◆ Data provided
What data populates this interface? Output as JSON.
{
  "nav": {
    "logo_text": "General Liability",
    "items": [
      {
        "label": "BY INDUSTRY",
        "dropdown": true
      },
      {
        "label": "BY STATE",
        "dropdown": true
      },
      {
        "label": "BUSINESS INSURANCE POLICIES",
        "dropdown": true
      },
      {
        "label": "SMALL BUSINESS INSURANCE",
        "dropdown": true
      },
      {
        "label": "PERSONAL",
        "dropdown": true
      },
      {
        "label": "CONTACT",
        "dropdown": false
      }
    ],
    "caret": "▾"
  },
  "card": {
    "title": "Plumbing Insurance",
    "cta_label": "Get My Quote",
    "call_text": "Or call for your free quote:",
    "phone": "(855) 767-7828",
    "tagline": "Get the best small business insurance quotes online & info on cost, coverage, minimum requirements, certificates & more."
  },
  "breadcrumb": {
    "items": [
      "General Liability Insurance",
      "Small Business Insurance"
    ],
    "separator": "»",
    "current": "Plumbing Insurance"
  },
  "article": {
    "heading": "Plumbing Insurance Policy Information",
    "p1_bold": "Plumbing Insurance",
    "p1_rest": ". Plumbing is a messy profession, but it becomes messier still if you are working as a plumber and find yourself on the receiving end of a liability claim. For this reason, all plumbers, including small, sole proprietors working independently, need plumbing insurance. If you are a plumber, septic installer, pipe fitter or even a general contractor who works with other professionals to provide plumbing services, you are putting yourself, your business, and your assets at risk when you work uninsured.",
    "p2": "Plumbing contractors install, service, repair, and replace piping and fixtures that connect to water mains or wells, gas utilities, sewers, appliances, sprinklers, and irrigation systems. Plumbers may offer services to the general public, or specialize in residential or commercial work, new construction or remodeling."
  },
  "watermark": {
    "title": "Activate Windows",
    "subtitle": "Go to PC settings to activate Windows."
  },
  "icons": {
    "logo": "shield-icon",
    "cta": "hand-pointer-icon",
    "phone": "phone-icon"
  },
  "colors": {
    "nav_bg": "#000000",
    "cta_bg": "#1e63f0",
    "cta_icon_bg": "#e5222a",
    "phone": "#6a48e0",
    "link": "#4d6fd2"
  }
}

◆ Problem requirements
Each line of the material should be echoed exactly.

◆ Solved problem
What data populates this interface? Output as JSON.
{
  "nav": {
    "logo_text": "General Liability",
    "items": [
      {
        "label": "BY INDUSTRY",
        "dropdown": true
      },
      {
        "label": "BY STATE",
        "dropdown": true
      },
      {
        "label": "BUSINESS INSURANCE POLICIES",
        "dropdown": true
      },
      {
        "label": "SMALL BUSINESS INSURANCE",
        "dropdown": true
      },
      {
        "label": "PERSONAL",
        "dropdown": true
      },
      {
        "label": "CONTACT",
        "dropdown": false
      }
    ],
    "caret": "▾"
  },
  "card": {
    "title": "Plumbing Insurance",
    "cta_label": "Get My Quote",
    "call_text": "Or call for your free quote:",
    "phone": "(855) 767-7828",
    "tagline": "Get the best small business insurance quotes online & info on cost, coverage, minimum requirements, certificates & more."
  },
  "breadcrumb": {
    "items": [
      "General Liability Insurance",
      "Small Business Insurance"
    ],
    "separator": "»",
    "current": "Plumbing Insurance"
  },
  "article": {
    "heading": "Plumbing Insurance Policy Information",
    "p1_bold": "Plumbing Insurance",
    "p1_rest": ". Plumbing is a messy profession, but it becomes messier still if you are working as a plumber and find yourself on the receiving end of a liability claim. For this reason, all plumbers, including small, sole proprietors working independently, need plumbing insurance. If you are a plumber, septic installer, pipe fitter or even a general contractor who works with other professionals to provide plumbing services, you are putting yourself, your business, and your assets at risk when you work uninsured.",
    "p2": "Plumbing contractors install, service, repair, and replace piping and fixtures that connect to water mains or wells, gas utilities, sewers, appliances, sprinklers, and irrigation systems. Plumbers may offer services to the general public, or specialize in residential or commercial work, new construction or remodeling."
  },
  "watermark": {
    "title": "Activate Windows",
    "subtitle": "Go to PC settings to activate Windows."
  },
  "icons": {
    "logo": "shield-icon",
    "cta": "hand-pointer-icon",
    "phone": "phone-icon"
  },
  "colors": {
    "nav_bg": "#000000",
    "cta_bg": "#1e63f0",
    "cta_icon_bg": "#e5222a",
    "phone": "#6a48e0",
    "link": "#4d6fd2"
  }
}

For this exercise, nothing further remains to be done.